Copy each line of the data below exactly, leaving out pictures.

=== Begin Enclosure ===

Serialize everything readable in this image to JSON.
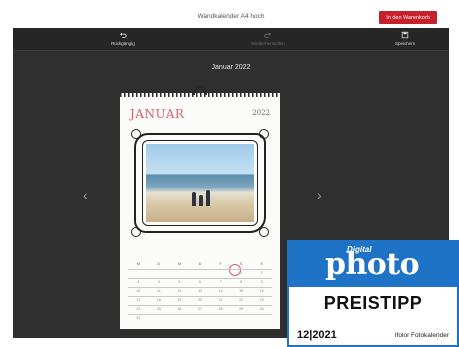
{
  "header": {
    "title": "Wandkalender A4 hoch",
    "cart_button": "In den Warenkorb"
  },
  "toolbar": {
    "undo": "Rückgängig",
    "shuffle": "Wiederherstellen",
    "save": "Speichern"
  },
  "editor": {
    "page_label": "Januar 2022",
    "prev_arrow": "‹",
    "next_arrow": "›"
  },
  "calendar": {
    "month": "JANUAR",
    "year": "2022",
    "weekdays": [
      "M",
      "D",
      "M",
      "D",
      "F",
      "S",
      "S"
    ],
    "weeks": [
      [
        "",
        "",
        "",
        "",
        "",
        "1",
        "2"
      ],
      [
        "3",
        "4",
        "5",
        "6",
        "7",
        "8",
        "9"
      ],
      [
        "10",
        "11",
        "12",
        "13",
        "14",
        "15",
        "16"
      ],
      [
        "17",
        "18",
        "19",
        "20",
        "21",
        "22",
        "23"
      ],
      [
        "24",
        "25",
        "26",
        "27",
        "28",
        "29",
        "30"
      ],
      [
        "31",
        "",
        "",
        "",
        "",
        "",
        ""
      ]
    ]
  },
  "badge": {
    "brand_prefix": "Digital",
    "brand": "photo",
    "award": "PREISTIPP",
    "issue": "12|2021",
    "category": "Ifolor Fotokalender",
    "color": "#1f73c6"
  },
  "colors": {
    "accent": "#c8202b",
    "workspace": "#2f2f2f",
    "month_title": "#d8606b"
  }
}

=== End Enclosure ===

-- Answer space --
Serialize everything readable in this image to JSON.
{
  "header": {
    "title": "Wandkalender A4 hoch",
    "cart_button": "In den Warenkorb"
  },
  "toolbar": {
    "undo": "Rückgängig",
    "shuffle": "Wiederherstellen",
    "save": "Speichern"
  },
  "editor": {
    "page_label": "Januar 2022",
    "prev_arrow": "‹",
    "next_arrow": "›"
  },
  "calendar": {
    "month": "JANUAR",
    "year": "2022",
    "weekdays": [
      "M",
      "D",
      "M",
      "D",
      "F",
      "S",
      "S"
    ],
    "weeks": [
      [
        "",
        "",
        "",
        "",
        "",
        "1",
        "2"
      ],
      [
        "3",
        "4",
        "5",
        "6",
        "7",
        "8",
        "9"
      ],
      [
        "10",
        "11",
        "12",
        "13",
        "14",
        "15",
        "16"
      ],
      [
        "17",
        "18",
        "19",
        "20",
        "21",
        "22",
        "23"
      ],
      [
        "24",
        "25",
        "26",
        "27",
        "28",
        "29",
        "30"
      ],
      [
        "31",
        "",
        "",
        "",
        "",
        "",
        ""
      ]
    ]
  },
  "badge": {
    "brand_prefix": "Digital",
    "brand": "photo",
    "award": "PREISTIPP",
    "issue": "12|2021",
    "category": "Ifolor Fotokalender",
    "color": "#1f73c6"
  },
  "colors": {
    "accent": "#c8202b",
    "workspace": "#2f2f2f",
    "month_title": "#d8606b"
  }
}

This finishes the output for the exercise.